**WHAT YOU WILL DO:**
Gather each line in the entries that includes the string "结算单价和金额".

[PROVIDED MATERIAL Boundary: Start]

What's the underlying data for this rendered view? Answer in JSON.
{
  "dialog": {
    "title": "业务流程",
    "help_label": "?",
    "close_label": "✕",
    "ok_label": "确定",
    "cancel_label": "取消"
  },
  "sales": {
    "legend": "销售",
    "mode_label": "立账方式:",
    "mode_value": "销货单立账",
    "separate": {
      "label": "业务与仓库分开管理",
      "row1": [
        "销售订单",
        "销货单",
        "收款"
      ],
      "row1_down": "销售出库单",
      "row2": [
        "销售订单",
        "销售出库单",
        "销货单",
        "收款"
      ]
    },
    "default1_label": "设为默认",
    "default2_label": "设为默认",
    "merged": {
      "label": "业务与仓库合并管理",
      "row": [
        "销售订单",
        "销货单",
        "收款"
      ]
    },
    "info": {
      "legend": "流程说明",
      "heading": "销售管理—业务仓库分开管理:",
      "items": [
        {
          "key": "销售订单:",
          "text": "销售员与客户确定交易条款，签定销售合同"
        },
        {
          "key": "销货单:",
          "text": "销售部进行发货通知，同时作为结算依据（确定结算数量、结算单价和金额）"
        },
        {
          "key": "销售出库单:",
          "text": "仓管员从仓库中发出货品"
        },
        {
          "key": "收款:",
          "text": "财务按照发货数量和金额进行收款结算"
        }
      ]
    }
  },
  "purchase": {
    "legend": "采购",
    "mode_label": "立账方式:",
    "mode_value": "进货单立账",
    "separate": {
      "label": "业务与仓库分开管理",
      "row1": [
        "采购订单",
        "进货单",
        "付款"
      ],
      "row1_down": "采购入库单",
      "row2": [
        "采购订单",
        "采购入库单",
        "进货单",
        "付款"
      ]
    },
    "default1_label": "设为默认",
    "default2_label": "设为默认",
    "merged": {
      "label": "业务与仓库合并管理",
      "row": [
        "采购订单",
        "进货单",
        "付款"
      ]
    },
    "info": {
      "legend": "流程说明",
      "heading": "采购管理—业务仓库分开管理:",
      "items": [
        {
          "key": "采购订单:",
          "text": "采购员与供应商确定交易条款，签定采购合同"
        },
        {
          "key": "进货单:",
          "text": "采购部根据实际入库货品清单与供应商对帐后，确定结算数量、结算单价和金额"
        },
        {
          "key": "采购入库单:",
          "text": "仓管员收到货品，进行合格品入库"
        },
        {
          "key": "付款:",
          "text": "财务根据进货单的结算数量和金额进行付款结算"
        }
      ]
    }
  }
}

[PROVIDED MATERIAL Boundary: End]
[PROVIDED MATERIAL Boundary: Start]

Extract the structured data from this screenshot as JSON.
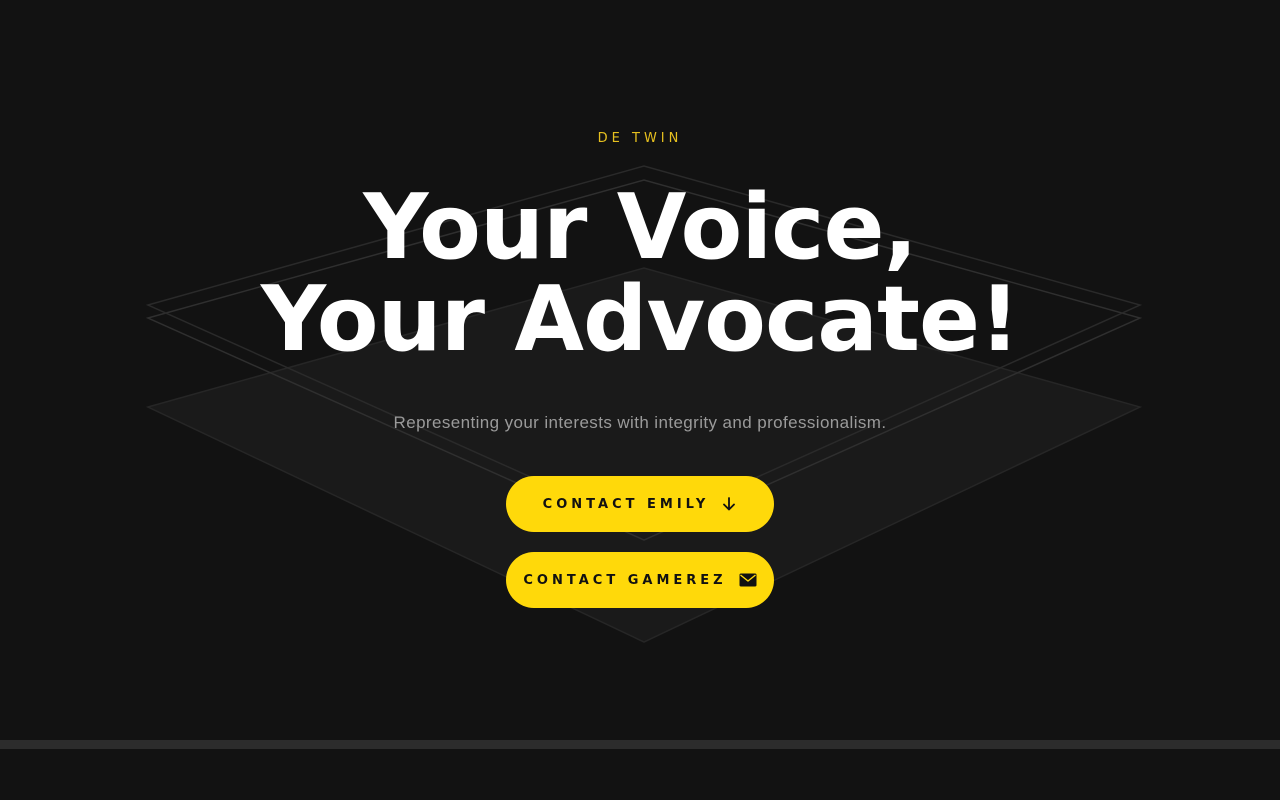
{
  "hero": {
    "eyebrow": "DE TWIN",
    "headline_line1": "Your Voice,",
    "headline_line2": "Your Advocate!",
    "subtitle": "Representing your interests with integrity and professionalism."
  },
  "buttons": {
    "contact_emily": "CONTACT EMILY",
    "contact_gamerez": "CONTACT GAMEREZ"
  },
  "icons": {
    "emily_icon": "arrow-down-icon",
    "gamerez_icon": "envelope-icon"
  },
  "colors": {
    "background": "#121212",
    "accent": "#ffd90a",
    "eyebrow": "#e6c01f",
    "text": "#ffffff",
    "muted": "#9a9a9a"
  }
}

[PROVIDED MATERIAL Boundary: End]

**RESULT OF THE EXERCISE:**
          "text": "销售部进行发货通知，同时作为结算依据（确定结算数量、结算单价和金额）"
          "text": "采购部根据实际入库货品清单与供应商对帐后，确定结算数量、结算单价和金额"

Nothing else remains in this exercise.